The Queen’s commitment to tackling climate change is both endearing and sad

No recent Prime Minister has supported the forestry project. Only the Queen has thought it worth her time. 

“You said that [one] was Andrew?” says the Queen, pointing at a large oak tree in the grounds of Buckingham Palace. There’s a look of bafflement on her face, because her companion and fellow nonagenarian, Sir David Attenborough, has just pronounced that the plaque under a different tree is also dedicated to the same son. “They can’t both be,” she says, now mildly vexed.

“Oh dear, oh dear,” Attenborough responds, bending right over and peering through his glasses to double check.

This endearingly natural exchange is part of the recent ITV documentary, The Queen’s Green Planet, during which Her Majesty and the veteran nature presenter amble around the royal gardens discussing trees, bees and diplomacy. “One wishes one had more things that bees like,” the Queen muses among the rose beds.

Their slow steps and almost-childlike enthusiasm for their surroundings lend them a quality reminiscent of Tolkien’s mystical Ents (tree-like creatures who acted as wardens of the forests of Middle-earth).

The similarity is especially appropriate considering the film’s concern with promoting “The Queens Commonwealth Canopy”, a scheme to encourage Commonwealth countries to protect and plant trees in the Queen’s honour.

Her Majesty has big ambitions for the scheme. “If countries continue to plant [more trees], it might change the climate again,” she remarks at the end of the film, in what is believed to be her first public acknowledgement of climate change’s threat to the planet.

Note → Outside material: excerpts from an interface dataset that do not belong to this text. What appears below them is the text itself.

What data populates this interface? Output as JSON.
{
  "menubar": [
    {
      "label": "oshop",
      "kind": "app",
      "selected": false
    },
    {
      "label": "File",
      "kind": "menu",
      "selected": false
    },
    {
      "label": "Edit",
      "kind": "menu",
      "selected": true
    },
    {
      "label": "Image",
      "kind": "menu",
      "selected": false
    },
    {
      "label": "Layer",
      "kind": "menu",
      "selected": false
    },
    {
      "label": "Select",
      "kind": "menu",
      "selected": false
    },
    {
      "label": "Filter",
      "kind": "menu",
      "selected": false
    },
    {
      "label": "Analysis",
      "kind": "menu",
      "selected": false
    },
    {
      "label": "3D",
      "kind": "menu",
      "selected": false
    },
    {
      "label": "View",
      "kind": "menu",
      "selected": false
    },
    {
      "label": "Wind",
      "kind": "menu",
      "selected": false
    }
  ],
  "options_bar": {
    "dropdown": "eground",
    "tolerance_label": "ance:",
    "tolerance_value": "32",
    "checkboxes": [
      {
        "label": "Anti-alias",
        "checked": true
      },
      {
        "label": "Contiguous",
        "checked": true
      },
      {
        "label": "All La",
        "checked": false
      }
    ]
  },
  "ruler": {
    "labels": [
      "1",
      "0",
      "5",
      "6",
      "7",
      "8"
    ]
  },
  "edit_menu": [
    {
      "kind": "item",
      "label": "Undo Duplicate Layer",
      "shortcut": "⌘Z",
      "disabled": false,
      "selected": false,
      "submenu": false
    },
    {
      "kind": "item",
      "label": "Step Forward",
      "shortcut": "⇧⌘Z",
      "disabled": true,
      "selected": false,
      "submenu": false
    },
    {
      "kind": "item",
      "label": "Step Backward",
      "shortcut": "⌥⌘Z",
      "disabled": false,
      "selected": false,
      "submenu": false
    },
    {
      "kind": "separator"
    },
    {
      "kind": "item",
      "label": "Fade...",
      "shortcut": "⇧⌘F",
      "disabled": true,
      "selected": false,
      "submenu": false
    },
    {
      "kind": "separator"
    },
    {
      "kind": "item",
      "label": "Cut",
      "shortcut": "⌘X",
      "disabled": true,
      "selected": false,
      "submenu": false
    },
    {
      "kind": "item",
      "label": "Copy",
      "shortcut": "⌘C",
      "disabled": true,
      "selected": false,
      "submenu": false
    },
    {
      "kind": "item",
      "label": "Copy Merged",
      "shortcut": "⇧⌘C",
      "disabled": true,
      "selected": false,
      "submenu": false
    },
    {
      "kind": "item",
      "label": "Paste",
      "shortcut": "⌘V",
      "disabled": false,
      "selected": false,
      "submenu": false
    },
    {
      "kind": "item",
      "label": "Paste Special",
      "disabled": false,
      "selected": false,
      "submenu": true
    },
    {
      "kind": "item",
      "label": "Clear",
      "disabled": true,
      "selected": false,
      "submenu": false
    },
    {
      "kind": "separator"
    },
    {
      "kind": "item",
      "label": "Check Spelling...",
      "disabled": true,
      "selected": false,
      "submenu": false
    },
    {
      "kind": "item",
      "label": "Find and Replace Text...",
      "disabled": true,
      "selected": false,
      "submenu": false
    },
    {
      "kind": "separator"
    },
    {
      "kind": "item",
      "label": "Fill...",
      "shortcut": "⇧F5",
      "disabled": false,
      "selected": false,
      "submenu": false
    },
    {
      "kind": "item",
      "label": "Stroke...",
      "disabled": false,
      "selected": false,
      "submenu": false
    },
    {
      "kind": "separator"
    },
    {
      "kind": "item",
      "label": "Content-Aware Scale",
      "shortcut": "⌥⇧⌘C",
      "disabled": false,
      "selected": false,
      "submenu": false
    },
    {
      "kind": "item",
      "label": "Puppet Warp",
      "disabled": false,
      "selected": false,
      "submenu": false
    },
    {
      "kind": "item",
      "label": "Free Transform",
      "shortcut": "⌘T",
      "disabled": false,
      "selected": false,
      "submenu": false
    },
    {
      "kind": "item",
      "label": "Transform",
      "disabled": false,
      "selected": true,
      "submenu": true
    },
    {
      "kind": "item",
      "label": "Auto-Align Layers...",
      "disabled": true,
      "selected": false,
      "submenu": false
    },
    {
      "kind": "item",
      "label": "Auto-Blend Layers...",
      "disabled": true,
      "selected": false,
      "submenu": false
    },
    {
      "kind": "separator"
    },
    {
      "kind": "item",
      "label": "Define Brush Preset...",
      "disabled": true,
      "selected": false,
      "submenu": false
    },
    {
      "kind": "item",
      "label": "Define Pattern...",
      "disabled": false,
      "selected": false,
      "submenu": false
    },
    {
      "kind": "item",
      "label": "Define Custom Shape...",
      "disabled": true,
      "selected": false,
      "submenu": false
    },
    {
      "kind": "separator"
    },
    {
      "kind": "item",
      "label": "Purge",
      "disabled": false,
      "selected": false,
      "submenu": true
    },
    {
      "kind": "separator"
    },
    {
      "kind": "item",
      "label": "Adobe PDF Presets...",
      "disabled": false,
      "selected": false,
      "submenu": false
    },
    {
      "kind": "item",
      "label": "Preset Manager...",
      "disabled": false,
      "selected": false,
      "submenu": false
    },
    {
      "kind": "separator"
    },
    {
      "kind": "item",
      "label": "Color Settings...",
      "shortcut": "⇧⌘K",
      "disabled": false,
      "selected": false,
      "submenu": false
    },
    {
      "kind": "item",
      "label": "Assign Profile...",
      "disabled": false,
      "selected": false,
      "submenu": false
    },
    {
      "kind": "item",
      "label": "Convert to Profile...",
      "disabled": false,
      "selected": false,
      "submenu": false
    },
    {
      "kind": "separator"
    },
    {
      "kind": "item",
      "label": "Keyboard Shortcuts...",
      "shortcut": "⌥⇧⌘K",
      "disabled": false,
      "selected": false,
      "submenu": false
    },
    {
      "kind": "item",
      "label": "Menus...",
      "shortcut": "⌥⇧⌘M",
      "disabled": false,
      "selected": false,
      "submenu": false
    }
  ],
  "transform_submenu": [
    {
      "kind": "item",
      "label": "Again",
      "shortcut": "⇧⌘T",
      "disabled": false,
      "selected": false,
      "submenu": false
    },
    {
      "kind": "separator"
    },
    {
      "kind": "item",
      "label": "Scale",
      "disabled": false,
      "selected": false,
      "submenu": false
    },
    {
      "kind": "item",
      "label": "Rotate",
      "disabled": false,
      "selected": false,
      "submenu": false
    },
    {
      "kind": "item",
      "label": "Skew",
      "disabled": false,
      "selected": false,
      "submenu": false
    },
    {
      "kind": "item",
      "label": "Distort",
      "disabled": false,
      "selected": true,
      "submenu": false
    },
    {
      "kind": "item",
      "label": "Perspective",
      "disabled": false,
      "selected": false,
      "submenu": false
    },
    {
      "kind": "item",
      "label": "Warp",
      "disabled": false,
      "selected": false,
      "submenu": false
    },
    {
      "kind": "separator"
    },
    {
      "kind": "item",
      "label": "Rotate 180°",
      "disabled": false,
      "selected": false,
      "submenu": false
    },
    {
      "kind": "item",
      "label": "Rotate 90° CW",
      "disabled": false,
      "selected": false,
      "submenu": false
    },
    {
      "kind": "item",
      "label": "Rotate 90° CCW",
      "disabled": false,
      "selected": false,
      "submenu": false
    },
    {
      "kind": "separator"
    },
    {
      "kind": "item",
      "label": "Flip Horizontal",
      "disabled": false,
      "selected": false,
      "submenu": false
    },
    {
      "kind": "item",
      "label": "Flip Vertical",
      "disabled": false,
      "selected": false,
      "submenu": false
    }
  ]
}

Yet there is also a sad undertone to this light bit of primetime TV. The viewer is left with a gnawing suspicion that the Queen knows only too well that her power to change the environment is only symbolic – and in this case it is unlikely to be enough.

In a scene with the head of state for Fiji, we watch the Queen hesitate as she hands over a document confirming the country’s membership of the scheme. “This is your certificate to prove you’re going to do this,” she says, with a school-marmish tap of the paper. Yet such emphasis on the word “prove” only serves to underline the limits of her control. 

The new scheme may be overflowing with celebrity endorsement – Angelina Jolie makes a flying appearance as an ambassador for a new tree “nursery” in Namibia – but with no real means of enforcement the project risks becoming dead wood. 

This matters because, when Britain leaves the EU, it will also leave behind important tools of environmental justice. Just this week, the EU’s top court ruled that deforestation of Poland’s Bialowieza Forest violates EU law and must be speedily halted by the Polish government. Failure to do so could result in hefty fines.

What the film also regrettably fails to mention is a forest campaign that has had some measure of success – that of the Amazon rainforest. The vast, coordinated efforts of campaigners, businesses and governments have helped to combat the deforestation wreaked by soya farmers and cattle ranchers. By 2012, the rate of deforestation had dropped 80 per cent compared to its 2004 peak,  thanks to “a combination of consumer action, the mobilisation of global brands, commercial and trade pressures, the use of remote sensing technology, and, crucially, political will inside Brazil”, as Tony Juniper writes in his recent book, Rainforest. 

In contrast to these sweeping reforms, most of the national pledges to the Queen’s Canopy are presently limited to protections for relatively small sections of forests, or to additions to pre-existing botanical gardens. Neither of these will do much to help combat the dangerous fragmentation of rainforest ecosystems, or improve the health of city dwellers who need street-by-street planting.

This doesn’t mean that the pledges and the scheme itself can’t still grow, but there is little hope that the present government will back up the Queen’s larger ambitions, as hinted at in her wish to “change the climate again”. According to the Labour MP Frank Field, who first came up with the scheme, no recent Conservative or Labour government has wanted to touch the project. Only the Queen has thought it worth her time. 

An interview in the film with Boris Johnson sums up this political apathy well. Instead of mentioning the vital ways forests help tackle climate change, regulate rainfall, support economies and improve global health, he chooses instead to focus on an introspective, romantic vision of forests as some kind of aesthetic accessory: “I, in an almost sort of teutonic way, rejoice when I get into a glade or a bosky nook of one kind or another.” 

So while a post-Brexit refocus on the Commonwealth is admirable, without new laws and a new environmental watchdog, the UK’s hopes of international green leadership are limited. Without increased political support, the “Queen’s Canopy” will test the influence of traditional and symbolic power. 

India Bourke is an environment writer and editorial assistant at the New Statesman.